Sex abuse in concentration camps
But “this anti-gay purge, sanctioned by top local authorities, is unprecedented,” said Tanya Lokshina, the Russia programme coordinator for Human Rights Watch.Another gay man, who spoke on condition of anonymity for fear of reprisals, told the AP that he was also arrested in Chechnya and held with dozens of others.
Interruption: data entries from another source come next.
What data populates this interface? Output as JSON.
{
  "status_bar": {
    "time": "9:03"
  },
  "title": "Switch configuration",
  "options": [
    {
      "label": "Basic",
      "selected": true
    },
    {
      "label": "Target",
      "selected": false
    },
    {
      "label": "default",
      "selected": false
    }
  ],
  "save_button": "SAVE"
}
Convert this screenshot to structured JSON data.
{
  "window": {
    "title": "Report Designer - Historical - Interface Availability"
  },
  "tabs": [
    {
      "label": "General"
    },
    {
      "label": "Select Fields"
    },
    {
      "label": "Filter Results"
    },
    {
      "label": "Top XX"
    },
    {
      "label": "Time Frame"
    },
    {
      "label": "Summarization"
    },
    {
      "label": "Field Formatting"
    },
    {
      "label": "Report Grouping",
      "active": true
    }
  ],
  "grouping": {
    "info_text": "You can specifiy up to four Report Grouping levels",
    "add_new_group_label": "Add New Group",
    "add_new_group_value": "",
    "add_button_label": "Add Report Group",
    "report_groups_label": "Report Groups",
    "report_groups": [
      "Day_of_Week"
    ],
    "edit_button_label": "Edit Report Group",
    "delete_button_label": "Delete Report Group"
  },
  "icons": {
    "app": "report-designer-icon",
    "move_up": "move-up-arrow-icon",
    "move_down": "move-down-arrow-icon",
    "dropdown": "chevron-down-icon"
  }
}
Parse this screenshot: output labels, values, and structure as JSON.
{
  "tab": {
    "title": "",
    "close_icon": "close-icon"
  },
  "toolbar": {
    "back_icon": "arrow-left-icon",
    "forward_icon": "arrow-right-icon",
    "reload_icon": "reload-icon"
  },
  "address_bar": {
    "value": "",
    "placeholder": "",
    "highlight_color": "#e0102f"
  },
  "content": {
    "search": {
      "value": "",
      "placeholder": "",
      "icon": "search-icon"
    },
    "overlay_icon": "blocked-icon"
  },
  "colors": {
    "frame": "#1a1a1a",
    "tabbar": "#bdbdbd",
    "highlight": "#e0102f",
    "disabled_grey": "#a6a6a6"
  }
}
Beside beatings, we were beaten several times a day with polypropylene tubes. “For 20-30 seconds they spin the handle, you feel the electricity, then you fall down, they stop it, and then immediately you come back to consciousness and you are ready again for a new discharge,” he said.Two of the men have already left Russia for another country which is visa-free for Russians, and two more have just received visas and should be leaving for Europe soon.LGBT activists have been meeting with foreign diplomats, pleading that granting a visa to gay survivors of torture could be a matter of saving their lives.They were taken to a police station after officers found a sedative pill on one friend.
Homosexuality is a taboo in conservative Chechnya, and the gay community there was used to leading a double life — marrying, having children and hiding their sexuality from even their closest family members.
“It's a feeling like they are breaking every bone of every joint in your body at the same time,” he said.
Anzor is a gay man from Chechnya, the predominantly Muslim region in southern Russia where some 100 men suspected of being gay were detained and tortured, and at least three of them were killed.
The only time a gay man in Chechnya could be himself is when he met with another gay person, typically through social media, Anzor said. Anzor, who talked to the AP at a safe house provided by LGBT activists, fears for the lives of his family members who will become pariahs in the patriarchal Chechen society if his identity is revealed.
“Sometimes families turn away from such people, some families get rid of such people,” he said of gays, a word he is visibly uncomfortable using.